▶ [Exercise objective]
The response should consist of every record, reproduced exactly.

[Extracted material]

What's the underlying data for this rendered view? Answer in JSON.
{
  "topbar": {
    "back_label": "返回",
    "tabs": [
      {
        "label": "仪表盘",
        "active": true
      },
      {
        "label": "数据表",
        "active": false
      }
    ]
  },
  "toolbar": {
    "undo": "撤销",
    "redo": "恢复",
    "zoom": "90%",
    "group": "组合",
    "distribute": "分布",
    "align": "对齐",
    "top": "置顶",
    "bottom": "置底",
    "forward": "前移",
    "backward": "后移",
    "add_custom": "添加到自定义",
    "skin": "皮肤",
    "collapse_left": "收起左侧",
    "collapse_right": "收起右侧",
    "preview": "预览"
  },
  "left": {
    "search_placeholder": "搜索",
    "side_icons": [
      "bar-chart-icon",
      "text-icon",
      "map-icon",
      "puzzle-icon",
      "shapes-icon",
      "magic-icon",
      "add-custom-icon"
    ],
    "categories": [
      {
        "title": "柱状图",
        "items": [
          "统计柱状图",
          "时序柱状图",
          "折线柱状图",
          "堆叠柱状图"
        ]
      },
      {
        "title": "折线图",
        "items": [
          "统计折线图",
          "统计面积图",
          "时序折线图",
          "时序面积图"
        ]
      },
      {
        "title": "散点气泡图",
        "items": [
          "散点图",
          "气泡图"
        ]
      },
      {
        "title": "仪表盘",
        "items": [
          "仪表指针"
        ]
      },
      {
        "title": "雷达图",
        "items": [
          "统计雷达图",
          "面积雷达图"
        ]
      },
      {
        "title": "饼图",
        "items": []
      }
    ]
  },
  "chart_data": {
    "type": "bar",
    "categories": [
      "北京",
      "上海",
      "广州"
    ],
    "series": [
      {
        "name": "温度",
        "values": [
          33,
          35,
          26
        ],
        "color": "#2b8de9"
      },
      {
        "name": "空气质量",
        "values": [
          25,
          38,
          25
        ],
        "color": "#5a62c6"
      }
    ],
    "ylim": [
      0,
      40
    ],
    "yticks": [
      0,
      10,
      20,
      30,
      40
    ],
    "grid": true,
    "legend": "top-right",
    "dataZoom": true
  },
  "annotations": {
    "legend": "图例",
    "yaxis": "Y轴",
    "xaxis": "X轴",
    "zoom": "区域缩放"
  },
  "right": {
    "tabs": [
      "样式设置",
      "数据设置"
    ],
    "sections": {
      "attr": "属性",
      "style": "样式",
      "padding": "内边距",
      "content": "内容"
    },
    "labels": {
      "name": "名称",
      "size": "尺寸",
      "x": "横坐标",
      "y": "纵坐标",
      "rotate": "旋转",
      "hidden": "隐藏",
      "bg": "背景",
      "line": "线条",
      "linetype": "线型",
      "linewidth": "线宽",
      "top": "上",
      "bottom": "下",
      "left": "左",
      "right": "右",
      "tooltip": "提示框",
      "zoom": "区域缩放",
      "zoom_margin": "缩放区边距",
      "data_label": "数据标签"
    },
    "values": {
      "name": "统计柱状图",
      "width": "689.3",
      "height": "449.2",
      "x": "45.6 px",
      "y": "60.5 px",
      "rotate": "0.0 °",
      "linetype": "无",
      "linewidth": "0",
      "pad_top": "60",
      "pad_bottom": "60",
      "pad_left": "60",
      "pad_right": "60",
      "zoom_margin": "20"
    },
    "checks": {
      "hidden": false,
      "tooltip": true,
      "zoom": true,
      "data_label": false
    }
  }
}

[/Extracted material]

▶ [Task answer]
What's the underlying data for this rendered view? Answer in JSON.
{
  "topbar": {
    "back_label": "返回",
    "tabs": [
      {
        "label": "仪表盘",
        "active": true
      },
      {
        "label": "数据表",
        "active": false
      }
    ]
  },
  "toolbar": {
    "undo": "撤销",
    "redo": "恢复",
    "zoom": "90%",
    "group": "组合",
    "distribute": "分布",
    "align": "对齐",
    "top": "置顶",
    "bottom": "置底",
    "forward": "前移",
    "backward": "后移",
    "add_custom": "添加到自定义",
    "skin": "皮肤",
    "collapse_left": "收起左侧",
    "collapse_right": "收起右侧",
    "preview": "预览"
  },
  "left": {
    "search_placeholder": "搜索",
    "side_icons": [
      "bar-chart-icon",
      "text-icon",
      "map-icon",
      "puzzle-icon",
      "shapes-icon",
      "magic-icon",
      "add-custom-icon"
    ],
    "categories": [
      {
        "title": "柱状图",
        "items": [
          "统计柱状图",
          "时序柱状图",
          "折线柱状图",
          "堆叠柱状图"
        ]
      },
      {
        "title": "折线图",
        "items": [
          "统计折线图",
          "统计面积图",
          "时序折线图",
          "时序面积图"
        ]
      },
      {
        "title": "散点气泡图",
        "items": [
          "散点图",
          "气泡图"
        ]
      },
      {
        "title": "仪表盘",
        "items": [
          "仪表指针"
        ]
      },
      {
        "title": "雷达图",
        "items": [
          "统计雷达图",
          "面积雷达图"
        ]
      },
      {
        "title": "饼图",
        "items": []
      }
    ]
  },
  "chart_data": {
    "type": "bar",
    "categories": [
      "北京",
      "上海",
      "广州"
    ],
    "series": [
      {
        "name": "温度",
        "values": [
          33,
          35,
          26
        ],
        "color": "#2b8de9"
      },
      {
        "name": "空气质量",
        "values": [
          25,
          38,
          25
        ],
        "color": "#5a62c6"
      }
    ],
    "ylim": [
      0,
      40
    ],
    "yticks": [
      0,
      10,
      20,
      30,
      40
    ],
    "grid": true,
    "legend": "top-right",
    "dataZoom": true
  },
  "annotations": {
    "legend": "图例",
    "yaxis": "Y轴",
    "xaxis": "X轴",
    "zoom": "区域缩放"
  },
  "right": {
    "tabs": [
      "样式设置",
      "数据设置"
    ],
    "sections": {
      "attr": "属性",
      "style": "样式",
      "padding": "内边距",
      "content": "内容"
    },
    "labels": {
      "name": "名称",
      "size": "尺寸",
      "x": "横坐标",
      "y": "纵坐标",
      "rotate": "旋转",
      "hidden": "隐藏",
      "bg": "背景",
      "line": "线条",
      "linetype": "线型",
      "linewidth": "线宽",
      "top": "上",
      "bottom": "下",
      "left": "左",
      "right": "右",
      "tooltip": "提示框",
      "zoom": "区域缩放",
      "zoom_margin": "缩放区边距",
      "data_label": "数据标签"
    },
    "values": {
      "name": "统计柱状图",
      "width": "689.3",
      "height": "449.2",
      "x": "45.6 px",
      "y": "60.5 px",
      "rotate": "0.0 °",
      "linetype": "无",
      "linewidth": "0",
      "pad_top": "60",
      "pad_bottom": "60",
      "pad_left": "60",
      "pad_right": "60",
      "zoom_margin": "20"
    },
    "checks": {
      "hidden": false,
      "tooltip": true,
      "zoom": true,
      "data_label": false
    }
  }
}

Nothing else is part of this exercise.